╭─ Data

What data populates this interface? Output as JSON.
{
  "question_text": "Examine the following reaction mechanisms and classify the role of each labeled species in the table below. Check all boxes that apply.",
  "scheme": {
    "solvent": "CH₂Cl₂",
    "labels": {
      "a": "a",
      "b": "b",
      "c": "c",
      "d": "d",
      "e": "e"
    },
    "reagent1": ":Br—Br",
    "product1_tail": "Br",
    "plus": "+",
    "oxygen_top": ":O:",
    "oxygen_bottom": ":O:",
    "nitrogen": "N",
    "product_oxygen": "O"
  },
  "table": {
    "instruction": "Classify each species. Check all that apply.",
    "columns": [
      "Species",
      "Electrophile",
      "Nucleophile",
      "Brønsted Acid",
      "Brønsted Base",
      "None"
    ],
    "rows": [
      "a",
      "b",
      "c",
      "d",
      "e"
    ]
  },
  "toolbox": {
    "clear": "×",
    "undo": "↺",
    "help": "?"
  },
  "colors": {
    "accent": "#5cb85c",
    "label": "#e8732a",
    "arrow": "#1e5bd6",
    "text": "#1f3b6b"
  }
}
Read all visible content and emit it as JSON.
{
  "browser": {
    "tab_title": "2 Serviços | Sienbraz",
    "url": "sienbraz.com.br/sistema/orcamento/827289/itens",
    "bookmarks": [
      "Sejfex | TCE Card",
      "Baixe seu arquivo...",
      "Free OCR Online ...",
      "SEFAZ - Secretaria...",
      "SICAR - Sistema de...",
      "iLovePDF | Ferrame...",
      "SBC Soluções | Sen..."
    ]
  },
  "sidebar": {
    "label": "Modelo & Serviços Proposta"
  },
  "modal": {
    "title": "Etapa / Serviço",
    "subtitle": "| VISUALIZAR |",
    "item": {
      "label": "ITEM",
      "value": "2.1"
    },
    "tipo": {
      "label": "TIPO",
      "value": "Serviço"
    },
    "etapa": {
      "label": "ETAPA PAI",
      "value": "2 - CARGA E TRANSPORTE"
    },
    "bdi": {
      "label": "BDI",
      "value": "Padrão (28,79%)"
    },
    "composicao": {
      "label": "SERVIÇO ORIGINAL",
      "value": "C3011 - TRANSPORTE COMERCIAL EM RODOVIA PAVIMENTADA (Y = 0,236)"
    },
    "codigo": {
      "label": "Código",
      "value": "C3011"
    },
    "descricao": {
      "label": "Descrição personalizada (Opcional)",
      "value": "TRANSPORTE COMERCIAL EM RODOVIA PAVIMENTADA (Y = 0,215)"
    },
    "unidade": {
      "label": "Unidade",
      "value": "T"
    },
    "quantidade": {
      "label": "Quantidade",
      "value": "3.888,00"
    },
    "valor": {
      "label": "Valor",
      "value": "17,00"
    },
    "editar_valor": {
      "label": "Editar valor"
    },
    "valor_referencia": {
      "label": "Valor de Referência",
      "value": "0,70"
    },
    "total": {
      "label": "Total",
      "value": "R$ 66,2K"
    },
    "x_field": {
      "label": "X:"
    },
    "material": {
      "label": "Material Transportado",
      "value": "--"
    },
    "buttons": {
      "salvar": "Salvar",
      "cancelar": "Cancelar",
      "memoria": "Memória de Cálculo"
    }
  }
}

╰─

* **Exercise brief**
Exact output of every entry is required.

* **Answer to the problem**
What data populates this interface? Output as JSON.
{
  "question_text": "Examine the following reaction mechanisms and classify the role of each labeled species in the table below. Check all boxes that apply.",
  "scheme": {
    "solvent": "CH₂Cl₂",
    "labels": {
      "a": "a",
      "b": "b",
      "c": "c",
      "d": "d",
      "e": "e"
    },
    "reagent1": ":Br—Br",
    "product1_tail": "Br",
    "plus": "+",
    "oxygen_top": ":O:",
    "oxygen_bottom": ":O:",
    "nitrogen": "N",
    "product_oxygen": "O"
  },
  "table": {
    "instruction": "Classify each species. Check all that apply.",
    "columns": [
      "Species",
      "Electrophile",
      "Nucleophile",
      "Brønsted Acid",
      "Brønsted Base",
      "None"
    ],
    "rows": [
      "a",
      "b",
      "c",
      "d",
      "e"
    ]
  },
  "toolbox": {
    "clear": "×",
    "undo": "↺",
    "help": "?"
  },
  "colors": {
    "accent": "#5cb85c",
    "label": "#e8732a",
    "arrow": "#1e5bd6",
    "text": "#1f3b6b"
  }
}
Read all visible content and emit it as JSON.
{
  "browser": {
    "tab_title": "2 Serviços | Sienbraz",
    "url": "sienbraz.com.br/sistema/orcamento/827289/itens",
    "bookmarks": [
      "Sejfex | TCE Card",
      "Baixe seu arquivo...",
      "Free OCR Online ...",
      "SEFAZ - Secretaria...",
      "SICAR - Sistema de...",
      "iLovePDF | Ferrame...",
      "SBC Soluções | Sen..."
    ]
  },
  "sidebar": {
    "label": "Modelo & Serviços Proposta"
  },
  "modal": {
    "title": "Etapa / Serviço",
    "subtitle": "| VISUALIZAR |",
    "item": {
      "label": "ITEM",
      "value": "2.1"
    },
    "tipo": {
      "label": "TIPO",
      "value": "Serviço"
    },
    "etapa": {
      "label": "ETAPA PAI",
      "value": "2 - CARGA E TRANSPORTE"
    },
    "bdi": {
      "label": "BDI",
      "value": "Padrão (28,79%)"
    },
    "composicao": {
      "label": "SERVIÇO ORIGINAL",
      "value": "C3011 - TRANSPORTE COMERCIAL EM RODOVIA PAVIMENTADA (Y = 0,236)"
    },
    "codigo": {
      "label": "Código",
      "value": "C3011"
    },
    "descricao": {
      "label": "Descrição personalizada (Opcional)",
      "value": "TRANSPORTE COMERCIAL EM RODOVIA PAVIMENTADA (Y = 0,215)"
    },
    "unidade": {
      "label": "Unidade",
      "value": "T"
    },
    "quantidade": {
      "label": "Quantidade",
      "value": "3.888,00"
    },
    "valor": {
      "label": "Valor",
      "value": "17,00"
    },
    "editar_valor": {
      "label": "Editar valor"
    },
    "valor_referencia": {
      "label": "Valor de Referência",
      "value": "0,70"
    },
    "total": {
      "label": "Total",
      "value": "R$ 66,2K"
    },
    "x_field": {
      "label": "X:"
    },
    "material": {
      "label": "Material Transportado",
      "value": "--"
    },
    "buttons": {
      "salvar": "Salvar",
      "cancelar": "Cancelar",
      "memoria": "Memória de Cálculo"
    }
  }
}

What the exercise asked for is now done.